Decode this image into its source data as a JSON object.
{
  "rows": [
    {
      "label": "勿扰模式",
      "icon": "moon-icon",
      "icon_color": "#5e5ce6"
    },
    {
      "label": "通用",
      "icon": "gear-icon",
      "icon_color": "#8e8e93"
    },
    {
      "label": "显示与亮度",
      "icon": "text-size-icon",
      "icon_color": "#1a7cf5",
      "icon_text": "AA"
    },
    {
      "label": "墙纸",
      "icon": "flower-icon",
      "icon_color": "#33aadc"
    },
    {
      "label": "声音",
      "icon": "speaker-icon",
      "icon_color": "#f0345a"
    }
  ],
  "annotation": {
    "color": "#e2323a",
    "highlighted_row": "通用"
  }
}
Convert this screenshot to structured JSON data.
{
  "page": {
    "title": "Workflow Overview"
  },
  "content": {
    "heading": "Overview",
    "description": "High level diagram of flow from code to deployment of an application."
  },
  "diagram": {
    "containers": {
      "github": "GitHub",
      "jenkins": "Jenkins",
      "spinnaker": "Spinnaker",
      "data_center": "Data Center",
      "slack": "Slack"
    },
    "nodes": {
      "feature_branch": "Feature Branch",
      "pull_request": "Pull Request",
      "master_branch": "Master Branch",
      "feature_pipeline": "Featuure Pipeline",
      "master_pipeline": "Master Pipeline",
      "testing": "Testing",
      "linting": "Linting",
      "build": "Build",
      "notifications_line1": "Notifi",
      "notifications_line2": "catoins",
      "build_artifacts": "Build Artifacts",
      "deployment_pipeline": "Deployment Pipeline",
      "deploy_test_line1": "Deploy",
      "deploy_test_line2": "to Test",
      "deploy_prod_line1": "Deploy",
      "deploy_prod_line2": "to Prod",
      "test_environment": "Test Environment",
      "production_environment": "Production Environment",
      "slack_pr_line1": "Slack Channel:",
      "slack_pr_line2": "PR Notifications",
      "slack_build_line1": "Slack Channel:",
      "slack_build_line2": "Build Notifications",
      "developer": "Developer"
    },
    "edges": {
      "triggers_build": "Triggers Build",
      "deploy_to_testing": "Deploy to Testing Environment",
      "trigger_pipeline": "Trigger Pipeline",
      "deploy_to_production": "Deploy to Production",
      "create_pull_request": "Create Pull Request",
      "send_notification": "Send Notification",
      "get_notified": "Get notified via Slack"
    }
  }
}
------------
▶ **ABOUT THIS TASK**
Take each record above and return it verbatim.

▶ **RESULT**
Decode this image into its source data as a JSON object.
{
  "rows": [
    {
      "label": "勿扰模式",
      "icon": "moon-icon",
      "icon_color": "#5e5ce6"
    },
    {
      "label": "通用",
      "icon": "gear-icon",
      "icon_color": "#8e8e93"
    },
    {
      "label": "显示与亮度",
      "icon": "text-size-icon",
      "icon_color": "#1a7cf5",
      "icon_text": "AA"
    },
    {
      "label": "墙纸",
      "icon": "flower-icon",
      "icon_color": "#33aadc"
    },
    {
      "label": "声音",
      "icon": "speaker-icon",
      "icon_color": "#f0345a"
    }
  ],
  "annotation": {
    "color": "#e2323a",
    "highlighted_row": "通用"
  }
}
Convert this screenshot to structured JSON data.
{
  "page": {
    "title": "Workflow Overview"
  },
  "content": {
    "heading": "Overview",
    "description": "High level diagram of flow from code to deployment of an application."
  },
  "diagram": {
    "containers": {
      "github": "GitHub",
      "jenkins": "Jenkins",
      "spinnaker": "Spinnaker",
      "data_center": "Data Center",
      "slack": "Slack"
    },
    "nodes": {
      "feature_branch": "Feature Branch",
      "pull_request": "Pull Request",
      "master_branch": "Master Branch",
      "feature_pipeline": "Featuure Pipeline",
      "master_pipeline": "Master Pipeline",
      "testing": "Testing",
      "linting": "Linting",
      "build": "Build",
      "notifications_line1": "Notifi",
      "notifications_line2": "catoins",
      "build_artifacts": "Build Artifacts",
      "deployment_pipeline": "Deployment Pipeline",
      "deploy_test_line1": "Deploy",
      "deploy_test_line2": "to Test",
      "deploy_prod_line1": "Deploy",
      "deploy_prod_line2": "to Prod",
      "test_environment": "Test Environment",
      "production_environment": "Production Environment",
      "slack_pr_line1": "Slack Channel:",
      "slack_pr_line2": "PR Notifications",
      "slack_build_line1": "Slack Channel:",
      "slack_build_line2": "Build Notifications",
      "developer": "Developer"
    },
    "edges": {
      "triggers_build": "Triggers Build",
      "deploy_to_testing": "Deploy to Testing Environment",
      "trigger_pipeline": "Trigger Pipeline",
      "deploy_to_production": "Deploy to Production",
      "create_pull_request": "Create Pull Request",
      "send_notification": "Send Notification",
      "get_notified": "Get notified via Slack"
    }
  }
}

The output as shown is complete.